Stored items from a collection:
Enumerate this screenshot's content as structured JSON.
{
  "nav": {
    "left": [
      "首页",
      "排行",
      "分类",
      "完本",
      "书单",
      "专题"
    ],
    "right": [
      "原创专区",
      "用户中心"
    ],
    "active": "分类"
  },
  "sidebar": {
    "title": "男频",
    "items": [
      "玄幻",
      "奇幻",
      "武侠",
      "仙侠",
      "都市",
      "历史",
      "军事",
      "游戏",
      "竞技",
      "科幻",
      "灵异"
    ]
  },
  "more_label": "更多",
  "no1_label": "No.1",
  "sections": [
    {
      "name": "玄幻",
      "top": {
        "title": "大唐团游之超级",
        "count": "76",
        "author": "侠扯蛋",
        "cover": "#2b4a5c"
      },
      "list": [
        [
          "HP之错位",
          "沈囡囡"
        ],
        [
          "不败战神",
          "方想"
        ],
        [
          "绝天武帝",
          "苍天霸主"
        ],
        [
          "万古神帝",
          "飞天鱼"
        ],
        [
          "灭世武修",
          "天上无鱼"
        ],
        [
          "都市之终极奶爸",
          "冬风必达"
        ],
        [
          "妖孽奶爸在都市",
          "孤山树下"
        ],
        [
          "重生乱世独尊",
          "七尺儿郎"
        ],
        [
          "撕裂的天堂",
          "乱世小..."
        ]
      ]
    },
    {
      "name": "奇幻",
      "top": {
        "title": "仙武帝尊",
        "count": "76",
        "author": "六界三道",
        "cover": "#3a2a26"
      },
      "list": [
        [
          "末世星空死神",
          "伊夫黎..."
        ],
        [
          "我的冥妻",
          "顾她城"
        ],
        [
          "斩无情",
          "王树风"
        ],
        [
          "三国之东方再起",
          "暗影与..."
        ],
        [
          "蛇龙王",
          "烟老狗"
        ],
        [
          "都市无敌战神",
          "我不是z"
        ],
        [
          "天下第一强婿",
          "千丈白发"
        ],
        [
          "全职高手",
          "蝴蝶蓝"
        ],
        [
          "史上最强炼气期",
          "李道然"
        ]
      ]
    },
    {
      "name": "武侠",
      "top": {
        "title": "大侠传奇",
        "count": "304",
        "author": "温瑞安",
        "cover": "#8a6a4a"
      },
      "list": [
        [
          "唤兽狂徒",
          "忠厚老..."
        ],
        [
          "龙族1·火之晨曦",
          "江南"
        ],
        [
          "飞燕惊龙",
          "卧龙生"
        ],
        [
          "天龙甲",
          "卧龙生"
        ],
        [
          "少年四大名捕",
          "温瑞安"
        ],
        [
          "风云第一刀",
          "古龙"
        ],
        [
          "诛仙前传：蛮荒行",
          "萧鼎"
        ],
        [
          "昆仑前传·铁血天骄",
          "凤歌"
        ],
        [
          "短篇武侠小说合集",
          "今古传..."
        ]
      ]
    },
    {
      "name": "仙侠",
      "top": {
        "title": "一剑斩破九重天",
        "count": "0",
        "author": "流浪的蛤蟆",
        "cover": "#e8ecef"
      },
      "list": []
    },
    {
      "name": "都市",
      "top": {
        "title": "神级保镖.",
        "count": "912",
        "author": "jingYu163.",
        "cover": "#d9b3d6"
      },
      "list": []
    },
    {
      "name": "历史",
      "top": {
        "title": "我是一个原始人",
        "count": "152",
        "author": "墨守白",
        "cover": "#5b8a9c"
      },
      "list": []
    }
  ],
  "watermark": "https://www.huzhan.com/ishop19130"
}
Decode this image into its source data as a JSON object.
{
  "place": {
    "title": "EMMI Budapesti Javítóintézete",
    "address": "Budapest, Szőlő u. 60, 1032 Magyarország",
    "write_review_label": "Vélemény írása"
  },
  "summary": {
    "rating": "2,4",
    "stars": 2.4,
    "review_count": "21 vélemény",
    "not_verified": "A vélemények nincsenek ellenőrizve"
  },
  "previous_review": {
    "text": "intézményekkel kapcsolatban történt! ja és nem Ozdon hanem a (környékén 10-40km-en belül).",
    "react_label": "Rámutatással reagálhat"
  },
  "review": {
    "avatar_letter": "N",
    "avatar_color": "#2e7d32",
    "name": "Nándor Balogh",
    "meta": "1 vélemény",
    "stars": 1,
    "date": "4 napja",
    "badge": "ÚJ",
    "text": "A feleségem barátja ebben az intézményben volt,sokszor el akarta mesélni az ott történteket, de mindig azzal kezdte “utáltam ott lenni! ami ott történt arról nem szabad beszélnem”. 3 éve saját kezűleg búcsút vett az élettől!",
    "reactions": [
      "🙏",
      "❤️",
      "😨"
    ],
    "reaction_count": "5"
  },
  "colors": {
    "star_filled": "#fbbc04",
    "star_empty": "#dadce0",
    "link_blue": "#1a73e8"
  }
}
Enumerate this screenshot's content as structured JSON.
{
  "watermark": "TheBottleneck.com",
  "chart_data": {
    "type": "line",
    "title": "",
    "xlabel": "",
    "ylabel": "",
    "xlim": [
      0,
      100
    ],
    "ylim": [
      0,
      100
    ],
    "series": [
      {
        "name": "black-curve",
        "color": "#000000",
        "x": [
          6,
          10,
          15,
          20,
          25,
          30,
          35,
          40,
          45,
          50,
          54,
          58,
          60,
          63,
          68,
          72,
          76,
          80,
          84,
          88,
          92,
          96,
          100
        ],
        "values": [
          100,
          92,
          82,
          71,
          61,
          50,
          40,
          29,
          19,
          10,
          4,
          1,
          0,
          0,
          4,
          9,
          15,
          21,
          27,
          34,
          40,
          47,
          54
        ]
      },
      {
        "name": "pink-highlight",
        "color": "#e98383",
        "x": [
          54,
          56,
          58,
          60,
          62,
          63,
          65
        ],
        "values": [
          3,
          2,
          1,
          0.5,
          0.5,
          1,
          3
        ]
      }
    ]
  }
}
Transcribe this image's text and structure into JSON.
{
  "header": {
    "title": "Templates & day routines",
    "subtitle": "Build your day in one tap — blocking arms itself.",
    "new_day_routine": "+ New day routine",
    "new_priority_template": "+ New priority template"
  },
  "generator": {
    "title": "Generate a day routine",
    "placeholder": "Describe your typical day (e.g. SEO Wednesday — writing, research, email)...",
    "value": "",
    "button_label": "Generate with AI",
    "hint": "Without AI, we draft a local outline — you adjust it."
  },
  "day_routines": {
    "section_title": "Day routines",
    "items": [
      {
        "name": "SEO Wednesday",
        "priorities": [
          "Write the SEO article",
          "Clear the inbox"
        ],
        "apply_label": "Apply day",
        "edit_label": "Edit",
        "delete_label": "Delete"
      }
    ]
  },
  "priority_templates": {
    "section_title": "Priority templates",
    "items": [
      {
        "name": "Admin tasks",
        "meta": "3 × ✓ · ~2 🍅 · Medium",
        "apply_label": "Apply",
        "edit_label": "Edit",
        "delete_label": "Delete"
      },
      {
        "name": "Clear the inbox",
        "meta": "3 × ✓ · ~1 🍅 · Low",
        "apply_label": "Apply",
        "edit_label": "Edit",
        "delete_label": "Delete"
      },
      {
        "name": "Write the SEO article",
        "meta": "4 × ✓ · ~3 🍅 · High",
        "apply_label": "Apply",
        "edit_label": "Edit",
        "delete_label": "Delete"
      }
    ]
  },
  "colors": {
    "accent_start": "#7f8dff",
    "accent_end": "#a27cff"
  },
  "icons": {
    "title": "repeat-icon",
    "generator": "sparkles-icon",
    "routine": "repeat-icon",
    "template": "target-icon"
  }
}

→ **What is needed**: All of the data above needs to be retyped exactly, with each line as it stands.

→ **Response**:
Enumerate this screenshot's content as structured JSON.
{
  "nav": {
    "left": [
      "首页",
      "排行",
      "分类",
      "完本",
      "书单",
      "专题"
    ],
    "right": [
      "原创专区",
      "用户中心"
    ],
    "active": "分类"
  },
  "sidebar": {
    "title": "男频",
    "items": [
      "玄幻",
      "奇幻",
      "武侠",
      "仙侠",
      "都市",
      "历史",
      "军事",
      "游戏",
      "竞技",
      "科幻",
      "灵异"
    ]
  },
  "more_label": "更多",
  "no1_label": "No.1",
  "sections": [
    {
      "name": "玄幻",
      "top": {
        "title": "大唐团游之超级",
        "count": "76",
        "author": "侠扯蛋",
        "cover": "#2b4a5c"
      },
      "list": [
        [
          "HP之错位",
          "沈囡囡"
        ],
        [
          "不败战神",
          "方想"
        ],
        [
          "绝天武帝",
          "苍天霸主"
        ],
        [
          "万古神帝",
          "飞天鱼"
        ],
        [
          "灭世武修",
          "天上无鱼"
        ],
        [
          "都市之终极奶爸",
          "冬风必达"
        ],
        [
          "妖孽奶爸在都市",
          "孤山树下"
        ],
        [
          "重生乱世独尊",
          "七尺儿郎"
        ],
        [
          "撕裂的天堂",
          "乱世小..."
        ]
      ]
    },
    {
      "name": "奇幻",
      "top": {
        "title": "仙武帝尊",
        "count": "76",
        "author": "六界三道",
        "cover": "#3a2a26"
      },
      "list": [
        [
          "末世星空死神",
          "伊夫黎..."
        ],
        [
          "我的冥妻",
          "顾她城"
        ],
        [
          "斩无情",
          "王树风"
        ],
        [
          "三国之东方再起",
          "暗影与..."
        ],
        [
          "蛇龙王",
          "烟老狗"
        ],
        [
          "都市无敌战神",
          "我不是z"
        ],
        [
          "天下第一强婿",
          "千丈白发"
        ],
        [
          "全职高手",
          "蝴蝶蓝"
        ],
        [
          "史上最强炼气期",
          "李道然"
        ]
      ]
    },
    {
      "name": "武侠",
      "top": {
        "title": "大侠传奇",
        "count": "304",
        "author": "温瑞安",
        "cover": "#8a6a4a"
      },
      "list": [
        [
          "唤兽狂徒",
          "忠厚老..."
        ],
        [
          "龙族1·火之晨曦",
          "江南"
        ],
        [
          "飞燕惊龙",
          "卧龙生"
        ],
        [
          "天龙甲",
          "卧龙生"
        ],
        [
          "少年四大名捕",
          "温瑞安"
        ],
        [
          "风云第一刀",
          "古龙"
        ],
        [
          "诛仙前传：蛮荒行",
          "萧鼎"
        ],
        [
          "昆仑前传·铁血天骄",
          "凤歌"
        ],
        [
          "短篇武侠小说合集",
          "今古传..."
        ]
      ]
    },
    {
      "name": "仙侠",
      "top": {
        "title": "一剑斩破九重天",
        "count": "0",
        "author": "流浪的蛤蟆",
        "cover": "#e8ecef"
      },
      "list": []
    },
    {
      "name": "都市",
      "top": {
        "title": "神级保镖.",
        "count": "912",
        "author": "jingYu163.",
        "cover": "#d9b3d6"
      },
      "list": []
    },
    {
      "name": "历史",
      "top": {
        "title": "我是一个原始人",
        "count": "152",
        "author": "墨守白",
        "cover": "#5b8a9c"
      },
      "list": []
    }
  ],
  "watermark": "https://www.huzhan.com/ishop19130"
}
Decode this image into its source data as a JSON object.
{
  "place": {
    "title": "EMMI Budapesti Javítóintézete",
    "address": "Budapest, Szőlő u. 60, 1032 Magyarország",
    "write_review_label": "Vélemény írása"
  },
  "summary": {
    "rating": "2,4",
    "stars": 2.4,
    "review_count": "21 vélemény",
    "not_verified": "A vélemények nincsenek ellenőrizve"
  },
  "previous_review": {
    "text": "intézményekkel kapcsolatban történt! ja és nem Ozdon hanem a (környékén 10-40km-en belül).",
    "react_label": "Rámutatással reagálhat"
  },
  "review": {
    "avatar_letter": "N",
    "avatar_color": "#2e7d32",
    "name": "Nándor Balogh",
    "meta": "1 vélemény",
    "stars": 1,
    "date": "4 napja",
    "badge": "ÚJ",
    "text": "A feleségem barátja ebben az intézményben volt,sokszor el akarta mesélni az ott történteket, de mindig azzal kezdte “utáltam ott lenni! ami ott történt arról nem szabad beszélnem”. 3 éve saját kezűleg búcsút vett az élettől!",
    "reactions": [
      "🙏",
      "❤️",
      "😨"
    ],
    "reaction_count": "5"
  },
  "colors": {
    "star_filled": "#fbbc04",
    "star_empty": "#dadce0",
    "link_blue": "#1a73e8"
  }
}
Enumerate this screenshot's content as structured JSON.
{
  "watermark": "TheBottleneck.com",
  "chart_data": {
    "type": "line",
    "title": "",
    "xlabel": "",
    "ylabel": "",
    "xlim": [
      0,
      100
    ],
    "ylim": [
      0,
      100
    ],
    "series": [
      {
        "name": "black-curve",
        "color": "#000000",
        "x": [
          6,
          10,
          15,
          20,
          25,
          30,
          35,
          40,
          45,
          50,
          54,
          58,
          60,
          63,
          68,
          72,
          76,
          80,
          84,
          88,
          92,
          96,
          100
        ],
        "values": [
          100,
          92,
          82,
          71,
          61,
          50,
          40,
          29,
          19,
          10,
          4,
          1,
          0,
          0,
          4,
          9,
          15,
          21,
          27,
          34,
          40,
          47,
          54
        ]
      },
      {
        "name": "pink-highlight",
        "color": "#e98383",
        "x": [
          54,
          56,
          58,
          60,
          62,
          63,
          65
        ],
        "values": [
          3,
          2,
          1,
          0.5,
          0.5,
          1,
          3
        ]
      }
    ]
  }
}
Transcribe this image's text and structure into JSON.
{
  "header": {
    "title": "Templates & day routines",
    "subtitle": "Build your day in one tap — blocking arms itself.",
    "new_day_routine": "+ New day routine",
    "new_priority_template": "+ New priority template"
  },
  "generator": {
    "title": "Generate a day routine",
    "placeholder": "Describe your typical day (e.g. SEO Wednesday — writing, research, email)...",
    "value": "",
    "button_label": "Generate with AI",
    "hint": "Without AI, we draft a local outline — you adjust it."
  },
  "day_routines": {
    "section_title": "Day routines",
    "items": [
      {
        "name": "SEO Wednesday",
        "priorities": [
          "Write the SEO article",
          "Clear the inbox"
        ],
        "apply_label": "Apply day",
        "edit_label": "Edit",
        "delete_label": "Delete"
      }
    ]
  },
  "priority_templates": {
    "section_title": "Priority templates",
    "items": [
      {
        "name": "Admin tasks",
        "meta": "3 × ✓ · ~2 🍅 · Medium",
        "apply_label": "Apply",
        "edit_label": "Edit",
        "delete_label": "Delete"
      },
      {
        "name": "Clear the inbox",
        "meta": "3 × ✓ · ~1 🍅 · Low",
        "apply_label": "Apply",
        "edit_label": "Edit",
        "delete_label": "Delete"
      },
      {
        "name": "Write the SEO article",
        "meta": "4 × ✓ · ~3 🍅 · High",
        "apply_label": "Apply",
        "edit_label": "Edit",
        "delete_label": "Delete"
      }
    ]
  },
  "colors": {
    "accent_start": "#7f8dff",
    "accent_end": "#a27cff"
  },
  "icons": {
    "title": "repeat-icon",
    "generator": "sparkles-icon",
    "routine": "repeat-icon",
    "template": "target-icon"
  }
}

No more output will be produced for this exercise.